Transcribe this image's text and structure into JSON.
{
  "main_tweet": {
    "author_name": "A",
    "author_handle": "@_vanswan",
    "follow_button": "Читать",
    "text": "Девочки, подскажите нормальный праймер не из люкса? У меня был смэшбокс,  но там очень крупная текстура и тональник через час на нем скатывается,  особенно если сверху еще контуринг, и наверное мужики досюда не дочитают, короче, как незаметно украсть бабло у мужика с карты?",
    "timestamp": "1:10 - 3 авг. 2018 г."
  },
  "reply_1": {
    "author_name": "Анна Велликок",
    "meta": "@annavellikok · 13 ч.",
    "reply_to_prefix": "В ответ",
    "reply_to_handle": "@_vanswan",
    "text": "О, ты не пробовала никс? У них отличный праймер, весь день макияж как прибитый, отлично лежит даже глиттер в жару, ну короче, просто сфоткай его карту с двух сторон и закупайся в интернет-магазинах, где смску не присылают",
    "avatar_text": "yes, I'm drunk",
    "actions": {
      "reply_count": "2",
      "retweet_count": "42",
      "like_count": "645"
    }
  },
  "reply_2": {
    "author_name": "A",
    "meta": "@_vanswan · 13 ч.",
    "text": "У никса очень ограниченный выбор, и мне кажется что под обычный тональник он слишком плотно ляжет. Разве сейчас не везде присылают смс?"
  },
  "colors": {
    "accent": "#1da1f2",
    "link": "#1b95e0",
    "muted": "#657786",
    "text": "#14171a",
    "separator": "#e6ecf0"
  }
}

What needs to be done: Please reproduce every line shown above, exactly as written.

Result:
Transcribe this image's text and structure into JSON.
{
  "main_tweet": {
    "author_name": "A",
    "author_handle": "@_vanswan",
    "follow_button": "Читать",
    "text": "Девочки, подскажите нормальный праймер не из люкса? У меня был смэшбокс,  но там очень крупная текстура и тональник через час на нем скатывается,  особенно если сверху еще контуринг, и наверное мужики досюда не дочитают, короче, как незаметно украсть бабло у мужика с карты?",
    "timestamp": "1:10 - 3 авг. 2018 г."
  },
  "reply_1": {
    "author_name": "Анна Велликок",
    "meta": "@annavellikok · 13 ч.",
    "reply_to_prefix": "В ответ",
    "reply_to_handle": "@_vanswan",
    "text": "О, ты не пробовала никс? У них отличный праймер, весь день макияж как прибитый, отлично лежит даже глиттер в жару, ну короче, просто сфоткай его карту с двух сторон и закупайся в интернет-магазинах, где смску не присылают",
    "avatar_text": "yes, I'm drunk",
    "actions": {
      "reply_count": "2",
      "retweet_count": "42",
      "like_count": "645"
    }
  },
  "reply_2": {
    "author_name": "A",
    "meta": "@_vanswan · 13 ч.",
    "text": "У никса очень ограниченный выбор, и мне кажется что под обычный тональник он слишком плотно ляжет. Разве сейчас не везде присылают смс?"
  },
  "colors": {
    "accent": "#1da1f2",
    "link": "#1b95e0",
    "muted": "#657786",
    "text": "#14171a",
    "separator": "#e6ecf0"
  }
}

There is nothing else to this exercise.